2) Single-cell sequencing data analysis and integration: Cellular heterogeneity is one of the main clinical drivers of the current inefficiency in treating cancer and other complex diseases as molecular-based prescriptions or personalised medicine have often relied on bulk pro/filing of cell populations, masking intercellular variations that are functionally and clinically important. In recent years, however, there has been an increasing effort to shift the focus from bulk to single-cell profiling. Single-cell sequencing will have a major global impact on precision medicine by detecting rare disease-associated cells and identifying cell-type-specific biomarkers and therapeutic targets. Single cells, however, make ‘big data’, provoking substantial analytical challenges to decipher underlying biological and clinical insights. Hence, there is an emerging demand for scalable yet accurate analysis pipelines for rapidly increasing single-cell sequencing data.
Examples of publications: (Koch et al., Briefings in Bioinformatics, 2021), (Zandavi et al., NAR, doi.org/10.1093/nar/gkac436), (Zandavi et al., Artificial intelligence Review, doi: 10.1007/s10462-022-10357-4)
3) Computational drug repositioning and network pharmacology: Repositioning existing drugs for new indications is an innovative drug development strategy offering the possibility of reduced cost, time and risk as several phases of de-novo drug discovery can be bypassed for repositioning candidates. Biopharmaceutical companies have recognised the advantages of repositioning, and investment in the area is dramatically increasing. With the rapid advancement of high-throughput technologies and the explosion of various biological and medical data, computational drug repositioning has become an increasingly powerful approach to systematically identify potential repositioning candidates. My lab is the only group at UNSW, and one of the few across Australia, advancing the field of computational drug repositioning. We are developing computational tools and databases which integrate massive amounts of biological, pharmacological and biomedical information related to compounds into advanced machine learning or network-based models to predict accurate repositioning candidates.
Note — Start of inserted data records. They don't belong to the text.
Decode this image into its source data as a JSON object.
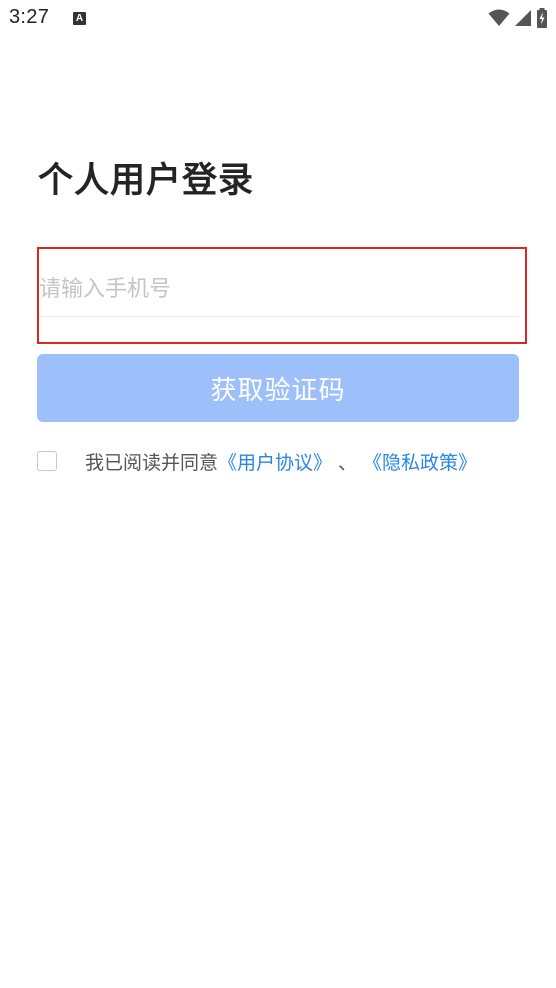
{
  "status_bar": {
    "time": "3:27",
    "notification_icon": "a-icon",
    "wifi_icon": "wifi-icon",
    "signal_icon": "signal-icon",
    "battery_icon": "battery-charging-icon"
  },
  "login": {
    "title": "个人用户登录",
    "phone_placeholder": "请输入手机号",
    "phone_value": "",
    "code_button_label": "获取验证码",
    "code_button_color": "#9dc0fb"
  },
  "agreement": {
    "checked": false,
    "prefix": "我已阅读并同意",
    "user_agreement_link": "《用户协议》",
    "separator": "、",
    "privacy_policy_link": "《隐私政策》",
    "link_color": "#2a86e6"
  }
}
Examples of publications: (Azad et al, Briefings in Bioinformatics, 2020), (Azad et al, Patterns, 2021)
My research has attracted a total value of $12.3M (unapportioned) in research and industry-based competitive funding schemes as Chief Investigator and $1.1M as Associate Investigator (NHMRC Ideas, APP2012848). These include Category 1 grants in which I play major leadership roles (listed below). I have also led or contributed to securing > $400K from 8 UNSW seed funding schemes (2019 – 2022), not detailed here.
My Research Supervision